Our beautiful girl was born in February 2014 via general anaesthetic Caesarean. She weighed a whopping 4.285kg (9 lbs 4 ounces). She was perfect. My heart was no longer inside my body. It lived in her.
I remained happy in my baby bubble. I was breastfeeding like a champion. She slept, ate and grew. My scars began to heal.
When she was four months old, I became irrational, withdrawn, argumentative and anxious. I started fights with my long-suffering husband. I felt like a terrible mother. Negative thoughts bubbled in my brain. I cried constantly, lying in the dark, staring at infomercials on TV. I wasn’t coping.

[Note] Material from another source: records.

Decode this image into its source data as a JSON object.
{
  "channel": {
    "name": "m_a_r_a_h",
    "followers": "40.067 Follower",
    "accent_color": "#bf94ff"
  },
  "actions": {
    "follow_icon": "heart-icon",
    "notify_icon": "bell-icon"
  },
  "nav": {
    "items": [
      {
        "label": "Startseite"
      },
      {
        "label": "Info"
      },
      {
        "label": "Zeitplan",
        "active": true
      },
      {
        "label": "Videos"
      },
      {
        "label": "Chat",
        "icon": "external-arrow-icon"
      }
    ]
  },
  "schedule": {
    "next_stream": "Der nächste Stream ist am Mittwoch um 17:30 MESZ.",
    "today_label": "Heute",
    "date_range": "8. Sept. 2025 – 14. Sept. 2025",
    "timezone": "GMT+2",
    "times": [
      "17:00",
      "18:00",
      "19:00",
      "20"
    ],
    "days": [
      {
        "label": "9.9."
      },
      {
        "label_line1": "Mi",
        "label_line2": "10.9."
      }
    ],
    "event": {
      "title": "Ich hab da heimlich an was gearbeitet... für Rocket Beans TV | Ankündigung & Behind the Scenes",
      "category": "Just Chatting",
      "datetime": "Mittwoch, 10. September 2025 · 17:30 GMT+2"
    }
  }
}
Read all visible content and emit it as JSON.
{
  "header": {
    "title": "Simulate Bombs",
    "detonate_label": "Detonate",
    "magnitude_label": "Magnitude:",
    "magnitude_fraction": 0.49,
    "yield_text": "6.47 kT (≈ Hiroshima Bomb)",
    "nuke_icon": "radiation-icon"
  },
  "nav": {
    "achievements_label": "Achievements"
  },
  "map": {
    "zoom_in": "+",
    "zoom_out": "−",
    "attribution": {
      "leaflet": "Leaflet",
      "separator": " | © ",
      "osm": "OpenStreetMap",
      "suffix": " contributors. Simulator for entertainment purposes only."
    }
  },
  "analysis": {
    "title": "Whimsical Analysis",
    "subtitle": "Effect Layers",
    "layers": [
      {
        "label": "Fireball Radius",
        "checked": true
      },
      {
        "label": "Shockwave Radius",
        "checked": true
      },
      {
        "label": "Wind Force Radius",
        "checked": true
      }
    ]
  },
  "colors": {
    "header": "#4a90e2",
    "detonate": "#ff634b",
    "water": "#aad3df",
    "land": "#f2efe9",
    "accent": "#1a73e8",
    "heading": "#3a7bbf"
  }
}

After all I had been through, suffering from anxiety and depression was by far the hardest part of my journey to motherhood. I was told I wasn’t alone. More than one in ten women suffer from antenatal anxiety and depression (experienced during pregnancy), with one in seven women succumbing to the mental illness after their baby is born.
After consulting with my therapist, psychiatrist, husband and doctor, I went on antidepressants. I began to think clearly, to see the negative thoughts arise, and burst them before they became bigger in my head.
We made positive changes as a family – an interstate move for an exciting new job and a big house. It was a fresh start. I returned to work and my husband was the stay-at-home parent.
Then the guilt of being a working mother took hold. I became paralysed. At work, all I could think about was home. At home, all I could think about was work. I renegotiated my contract to a junior position with less stress and shorter working hours.
Now, when my 18-month-old daughter toddles over, raises her chubby arms and says, “Mumma”, I cuddle her without anxiety or shame. I go to therapy. I talk honestly to my husband. I kiss my daughter. I am thankful she is on this earth. I take each day as it comes. The bad days are fewer and farther between.
Now, I can breathe.
This article was originally published in the October issue of IMAGE Magazine.